U.S. needs a comprehensive data-protection plan for the nation
Last week, I discussed the massive Marriott International, Inc. data breach of its Starwood reservation system, which might affect as many as 500 million Marriott guests. In the article I discussed what Marriott customers affected by the breach can do for themselves to protect their identify and finances.
Data breaches of various sizes seem to be happening everywhere, in all types of businesses, organizations and government. Consider four of the most massive U.S. data breaches since 2013. Yahoo, a division of Verizon Communications, had 3 billion accounts breached. Equifax, one of the nation’s major consumer credit reporting companies had 147 million consumer accounts compromised. The breach of Target, one of the U.S.’ largest retail companies, affected 40 million customers.
The financial sector has had data breaches, too. Hackers compromised 76 million clients of J.P. Morgan Chase in 2014. In 2005, CardSystems Solutions suffered what was then the largest ever data breach in history, hitting 40 million credit cards. The breach was a major reason for the company’s sale by the end of that year.
Data breaches like Marriott’s, Starwood’s before its merger (500K guests), Hyatt’s (250 hotels), Mandarin Oriental Hotel’s (10 hotels), InterContinental Hotels Group’s (1,200 hotels), Trump Hotel’s (8 hotels) and Hilton’s (2015 scope unreported) specifically affect travelers. Other hacker break-ins affect everyone, including travelers.

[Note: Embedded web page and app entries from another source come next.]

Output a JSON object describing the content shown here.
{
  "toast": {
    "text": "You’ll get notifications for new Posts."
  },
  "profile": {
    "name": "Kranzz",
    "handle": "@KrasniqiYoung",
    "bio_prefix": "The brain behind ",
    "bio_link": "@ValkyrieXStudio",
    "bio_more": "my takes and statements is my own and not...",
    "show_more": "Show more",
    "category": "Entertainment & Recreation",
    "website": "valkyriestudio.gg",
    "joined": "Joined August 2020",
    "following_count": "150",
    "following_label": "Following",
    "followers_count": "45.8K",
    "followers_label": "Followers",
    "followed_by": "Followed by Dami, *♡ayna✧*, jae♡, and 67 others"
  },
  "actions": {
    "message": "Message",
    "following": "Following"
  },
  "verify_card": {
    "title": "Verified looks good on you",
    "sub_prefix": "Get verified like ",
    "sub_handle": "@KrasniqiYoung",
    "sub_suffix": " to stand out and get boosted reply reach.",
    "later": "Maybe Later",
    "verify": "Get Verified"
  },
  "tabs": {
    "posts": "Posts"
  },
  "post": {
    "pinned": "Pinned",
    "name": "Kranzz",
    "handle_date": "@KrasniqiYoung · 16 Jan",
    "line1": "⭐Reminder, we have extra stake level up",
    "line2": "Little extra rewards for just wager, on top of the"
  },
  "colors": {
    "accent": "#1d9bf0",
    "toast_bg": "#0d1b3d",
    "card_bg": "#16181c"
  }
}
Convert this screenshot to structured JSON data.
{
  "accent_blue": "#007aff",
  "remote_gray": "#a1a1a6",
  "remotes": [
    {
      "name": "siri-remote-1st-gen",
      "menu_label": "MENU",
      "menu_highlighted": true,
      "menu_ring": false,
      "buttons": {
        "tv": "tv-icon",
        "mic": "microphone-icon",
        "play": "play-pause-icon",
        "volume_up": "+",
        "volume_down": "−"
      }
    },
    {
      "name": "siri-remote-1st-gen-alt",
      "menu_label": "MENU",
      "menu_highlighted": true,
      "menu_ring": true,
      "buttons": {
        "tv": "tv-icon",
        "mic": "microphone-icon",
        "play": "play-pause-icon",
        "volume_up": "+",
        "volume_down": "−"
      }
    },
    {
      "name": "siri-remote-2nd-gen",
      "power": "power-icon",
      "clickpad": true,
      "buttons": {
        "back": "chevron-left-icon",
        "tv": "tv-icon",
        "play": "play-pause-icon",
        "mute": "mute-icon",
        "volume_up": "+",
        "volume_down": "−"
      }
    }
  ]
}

Signs continue to be noticed that the hotel industry is not implementing essential security protection. Brian Krebs, an investigative reporter on cybercrime, points out, for example, that the hotel industry in the U.S., with some exceptions, continues to use credit card swiping for chipped cards instead of chip readers. I note that many hotels and hotel chains continue to not accept mobile payment systems, which eliminate the hotels’ need to store credit and debit card information. It’s also important to realize that some hotels like Marriott/Starwood have had more than one data breach.
Shelly Palmer, a well known technology consultant, has said of the hospitality industry’s security, “Like many industries that are venerable and mature, hotels have legacy systems that were not designed for the world we live in today.”
For all consumers, including travelers, if a data breach occurs, the public needs to know about it sooner than later, because in the end, consumers are their own first line of defense against hackers. No one will act or monitor the personal identity and financial situation of each consumer like they will for themselves. If companies, including travel companies, retailers and financial institutions delay informing the public about hackers breaching their data, or keep it secret, consumers aren’t able to activate their defensive measures with essential timeliness, if at all.
“This year we saw, yet again, that cybercriminals are still finding success with the same tried and tested techniques, and their victims are still making the same mistakes.”
That statement, coupled with the report’s detailing of 2,216 confirmed data breaches in the last year, should give consumers and government officials great pause. It makes me ask the question, “Are businesses taking their customers’ privacy and security seriously enough?” I don’t think they are.
Companies have shown they need clear rules about essential data security, what they must do to detect breaches to minimize their effect, and if a breach occurs, what reporting and other measures will be necessary. Companies apparently need an incentive to secure their data, as it doesn’t appear that the harm to their bottom line or their reputation from a breach is incentive enough.
I call upon the Trump Administration and the U.S. Congress to join other advanced economies in the world by establishing meaningful, comprehensive data-protection laws for the nation to guard the nation’s data, including the personal data of every American. The law must create a dynamic framework for regulation that can evolve as data collection, use and technology changes.
A comprehensive data-protection law:
• Should cover all industries, organizations and government. No business, organizational or governmental sector of the nation should be exempt in the legislation as some proposals, such as the Data Acquisition and Technology Accountability and Security Act would do.
• Should attempt to reconcile the differences among the existing federal and state laws, rights and responsibilities, not diminish or stifle them with weaker laws and regulations that cannot accomplish the task at hand.
• Should encourage businesses, organizations and government to adopt best security process practices to keep private information private at the systems, product and services design stage.
• Require consumer notification for every breach occurrence, to each person whose information was stolen or possibly stolen. No business, organization or government should be able to keep breaches secret. Notification should begin within a few days of detection with the information available and expand as more information and more precise information is determined.
• The framework should fully recognize the harms that result from privacy violations and provide a reasonable methodology to address them.
Whether or not businesses, organizations and government recognize it, data collection is an inherent institutional risk and data protection a requisite responsibility for any business, organization or government that collects, uses, or shares personal information or other sensitive data.
(Image: Marriott – Berlin 2018 by Pascal Volk)